Situated six miles from the city centre near the airport, it also boasts a wine cellar complete with arrow slots, vaulted crypt, oak panelled walls and two friendly lions guarding the front door.
According to agent Ben Fox, the property is a rare gem.
“It’s exceptional, the features are amazing and there’s not really anything else like that in Edinburgh. There’s been a lot of interest from abroad, but the most recent viewers have been local.”
• GOLFERS dream of a home so close to the golf course that you can reach it just by opening the back door.
That’s what you get should you splash out on Invereil House, a ten-bedroom Victorian B-listed mansion house in Dirleton.
Set in 4.7 acres of land, the red North Berwick Law stone property is enclosed by a stone boundary wall that leads directly on to North Berwick Golf Course. It was commissioned by British Amateur Golf champion John E Laidlay in the 1890s, who wanted a home to overlook his favourite course. And if it looks slightly familiar, it could be because it was designed by Peddie and Washington Browne, architects behind the Caledonian Hotel at the West End.
Inside are eight bathrooms, stunning fireplaces, pitch pine staircase and a nursery featuring a hand-painted scenes from the Rudyard Kipling favourite, The Jungle Book.
• AT West Links Road, Gullane, its grand circular tower makes Edgehill look like it might have been some kind of old fortified home, but inside lurks something definitely not medieval – an 11-metre pool.
In fact, the white mansion on the side of Gullane Hill overlooking the town’s links course – and, from the other windows, North Berwick Law and the Lammermuir Hills – is just ten years old.
The five-bedroom home boasts a cinema room, wine cellar and a six-window eyrie study housed at the top of its impressive circular tower, while the view from its huge master bedroom takes in the famous Gullane course. Max Mills of Rettie & Co says: “It’s a golfer’s paradise home.”
• WITH parts said to date from the early 17th century, B-listed Dowery House at Pathhead comes with tennis court, a huge ornamental pond in the garden, woodland, orchard and the impressive look of a traditional castle.

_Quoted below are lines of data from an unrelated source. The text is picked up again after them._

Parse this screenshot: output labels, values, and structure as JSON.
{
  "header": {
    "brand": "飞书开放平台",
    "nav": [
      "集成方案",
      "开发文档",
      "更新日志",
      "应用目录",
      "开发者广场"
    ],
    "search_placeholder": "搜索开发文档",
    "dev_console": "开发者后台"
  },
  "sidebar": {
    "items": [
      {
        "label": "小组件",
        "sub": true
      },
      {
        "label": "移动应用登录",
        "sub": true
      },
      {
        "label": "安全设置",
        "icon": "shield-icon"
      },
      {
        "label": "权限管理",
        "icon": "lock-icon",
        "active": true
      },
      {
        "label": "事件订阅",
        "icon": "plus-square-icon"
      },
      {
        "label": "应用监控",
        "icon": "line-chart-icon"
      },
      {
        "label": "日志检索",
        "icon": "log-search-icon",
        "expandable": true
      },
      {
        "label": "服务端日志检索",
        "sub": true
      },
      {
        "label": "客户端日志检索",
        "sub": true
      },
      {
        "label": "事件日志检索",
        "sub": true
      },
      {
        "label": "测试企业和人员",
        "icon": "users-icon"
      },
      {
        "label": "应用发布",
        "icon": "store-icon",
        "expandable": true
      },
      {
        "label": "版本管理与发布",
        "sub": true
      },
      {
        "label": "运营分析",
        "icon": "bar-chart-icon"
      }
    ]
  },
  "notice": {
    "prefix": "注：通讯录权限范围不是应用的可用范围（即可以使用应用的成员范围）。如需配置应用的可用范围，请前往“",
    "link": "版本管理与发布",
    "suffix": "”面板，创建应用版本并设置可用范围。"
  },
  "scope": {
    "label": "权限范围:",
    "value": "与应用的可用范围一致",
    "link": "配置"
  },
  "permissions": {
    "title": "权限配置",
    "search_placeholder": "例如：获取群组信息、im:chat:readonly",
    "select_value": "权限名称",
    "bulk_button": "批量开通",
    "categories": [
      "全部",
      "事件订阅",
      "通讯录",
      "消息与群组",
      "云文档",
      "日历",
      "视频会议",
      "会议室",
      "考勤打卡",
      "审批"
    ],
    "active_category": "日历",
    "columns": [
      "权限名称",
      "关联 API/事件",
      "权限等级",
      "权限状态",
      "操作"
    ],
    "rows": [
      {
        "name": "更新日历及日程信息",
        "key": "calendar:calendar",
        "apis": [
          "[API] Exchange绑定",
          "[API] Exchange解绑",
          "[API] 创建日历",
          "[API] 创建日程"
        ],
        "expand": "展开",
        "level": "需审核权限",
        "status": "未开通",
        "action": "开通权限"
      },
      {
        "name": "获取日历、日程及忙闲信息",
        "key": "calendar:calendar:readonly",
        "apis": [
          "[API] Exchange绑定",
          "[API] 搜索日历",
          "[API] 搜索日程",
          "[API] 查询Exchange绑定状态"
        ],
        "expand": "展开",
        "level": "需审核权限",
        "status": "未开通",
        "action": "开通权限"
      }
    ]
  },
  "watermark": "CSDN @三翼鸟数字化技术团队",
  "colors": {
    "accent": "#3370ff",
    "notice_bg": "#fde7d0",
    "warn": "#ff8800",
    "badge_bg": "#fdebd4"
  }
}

Once the ‘dower’ house linked to Vogrie House – traditionally a home to which a widow would move to make way for her late husband’s heir – it was owned at one point by the Dewar whisky family, who used it as a home for an elderly relative. Down the years it has been added to and renovated, with original features like cornices featuring national flower detail – thistle, rose and shamrock – intact, wood panelling and impressive fireplaces alongside ultra modern kitchen and bathrooms.
It now features six bedrooms and the same number of reception rooms, a fireplace with a latin inscription, a butler’s pantry, a bath that is big enough for two and, of course, turrets.
• PARTIAL to an impressive garden water feature? Then the grand fountain in a sunken patio garden at this sprawling home might have you writing a cheque for just under £2m.
In one of Edinburgh’s most desirable areas, the grand white mansion on Barnton Avenue has seven bedrooms, five bathrooms and enough reception rooms – six of them – for the whole family to never have to actually sit together in the same room ever again.
And should you wish to retreat even further from the family – or perhaps accommodate an au pair to help simply keep on top of the housework – there’s a large annex with self contained flat attached.
Built in 1937, the mansion includes a drawing room featuring an Adam fireplace, a first floor south-west facing balcony and a triple garage block for the family’s collection of motors.
• FANCY a castle but tight for cash? One option could be buying a slice of Bonaly Tower, south of Colinton Village.
Up for grabs is the Library Suite – a three-bedroom, two reception room apartment which takes over what used to be the original library, complete with twin turrets, elaborate beamed ceiling and oak panelling.
It comes with a chunk of history thrown in: it was once a meeting place for the Friday Club, a group of leading Edinburgh figures led by Lord Cockburn.